Everything in the records except the pictures needs to be printed again exactly.

[DATA TO USE Boundary: Start]

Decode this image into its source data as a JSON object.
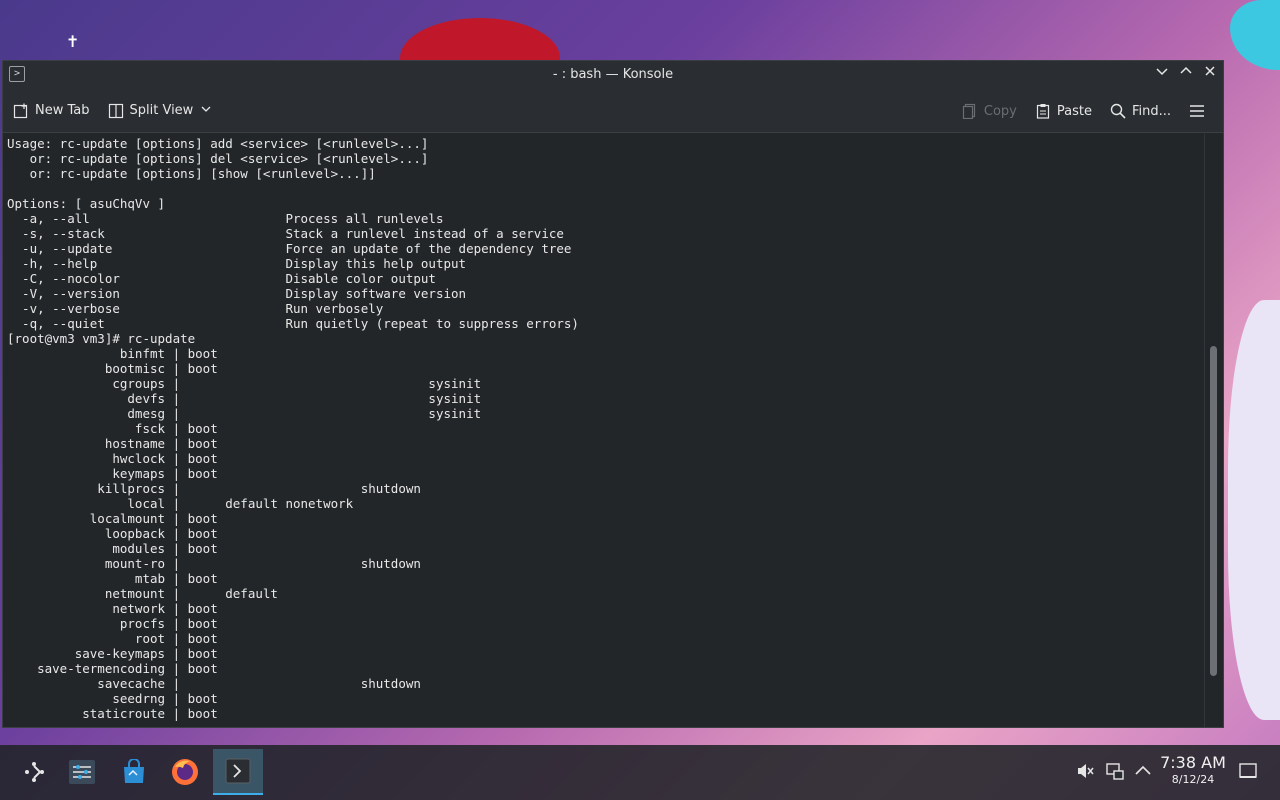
{
  "window": {
    "title": "- : bash — Konsole",
    "controls": [
      "minimize-icon",
      "maximize-icon",
      "close-icon"
    ]
  },
  "toolbar": {
    "new_tab": "New Tab",
    "split_view": "Split View",
    "copy": "Copy",
    "paste": "Paste",
    "find": "Find..."
  },
  "terminal": {
    "lines": [
      "Usage: rc-update [options] add <service> [<runlevel>...]",
      "   or: rc-update [options] del <service> [<runlevel>...]",
      "   or: rc-update [options] [show [<runlevel>...]]",
      "",
      "Options: [ asuChqVv ]",
      "  -a, --all                          Process all runlevels",
      "  -s, --stack                        Stack a runlevel instead of a service",
      "  -u, --update                       Force an update of the dependency tree",
      "  -h, --help                         Display this help output",
      "  -C, --nocolor                      Disable color output",
      "  -V, --version                      Display software version",
      "  -v, --verbose                      Run verbosely",
      "  -q, --quiet                        Run quietly (repeat to suppress errors)",
      "[root@vm3 vm3]# rc-update",
      "               binfmt | boot",
      "             bootmisc | boot",
      "              cgroups |                                 sysinit",
      "                devfs |                                 sysinit",
      "                dmesg |                                 sysinit",
      "                 fsck | boot",
      "             hostname | boot",
      "              hwclock | boot",
      "              keymaps | boot",
      "            killprocs |                        shutdown",
      "                local |      default nonetwork",
      "           localmount | boot",
      "             loopback | boot",
      "              modules | boot",
      "             mount-ro |                        shutdown",
      "                 mtab | boot",
      "             netmount |      default",
      "              network | boot",
      "               procfs | boot",
      "                 root | boot",
      "         save-keymaps | boot",
      "    save-termencoding | boot",
      "            savecache |                        shutdown",
      "              seedrng | boot",
      "          staticroute | boot"
    ]
  },
  "taskbar": {
    "items": [
      "application-launcher-icon",
      "system-settings-icon",
      "discover-store-icon",
      "firefox-icon",
      "konsole-icon"
    ],
    "time": "7:38 AM",
    "date": "8/12/24"
  },
  "colors": {
    "accent": "#3daee9",
    "terminal_bg": "#232629",
    "titlebar_bg": "#2a2e32"
  }
}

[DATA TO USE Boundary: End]

■ **WRITTEN ANSWER**
Decode this image into its source data as a JSON object.
{
  "window": {
    "title": "- : bash — Konsole",
    "controls": [
      "minimize-icon",
      "maximize-icon",
      "close-icon"
    ]
  },
  "toolbar": {
    "new_tab": "New Tab",
    "split_view": "Split View",
    "copy": "Copy",
    "paste": "Paste",
    "find": "Find..."
  },
  "terminal": {
    "lines": [
      "Usage: rc-update [options] add <service> [<runlevel>...]",
      "   or: rc-update [options] del <service> [<runlevel>...]",
      "   or: rc-update [options] [show [<runlevel>...]]",
      "",
      "Options: [ asuChqVv ]",
      "  -a, --all                          Process all runlevels",
      "  -s, --stack                        Stack a runlevel instead of a service",
      "  -u, --update                       Force an update of the dependency tree",
      "  -h, --help                         Display this help output",
      "  -C, --nocolor                      Disable color output",
      "  -V, --version                      Display software version",
      "  -v, --verbose                      Run verbosely",
      "  -q, --quiet                        Run quietly (repeat to suppress errors)",
      "[root@vm3 vm3]# rc-update",
      "               binfmt | boot",
      "             bootmisc | boot",
      "              cgroups |                                 sysinit",
      "                devfs |                                 sysinit",
      "                dmesg |                                 sysinit",
      "                 fsck | boot",
      "             hostname | boot",
      "              hwclock | boot",
      "              keymaps | boot",
      "            killprocs |                        shutdown",
      "                local |      default nonetwork",
      "           localmount | boot",
      "             loopback | boot",
      "              modules | boot",
      "             mount-ro |                        shutdown",
      "                 mtab | boot",
      "             netmount |      default",
      "              network | boot",
      "               procfs | boot",
      "                 root | boot",
      "         save-keymaps | boot",
      "    save-termencoding | boot",
      "            savecache |                        shutdown",
      "              seedrng | boot",
      "          staticroute | boot"
    ]
  },
  "taskbar": {
    "items": [
      "application-launcher-icon",
      "system-settings-icon",
      "discover-store-icon",
      "firefox-icon",
      "konsole-icon"
    ],
    "time": "7:38 AM",
    "date": "8/12/24"
  },
  "colors": {
    "accent": "#3daee9",
    "terminal_bg": "#232629",
    "titlebar_bg": "#2a2e32"
  }
}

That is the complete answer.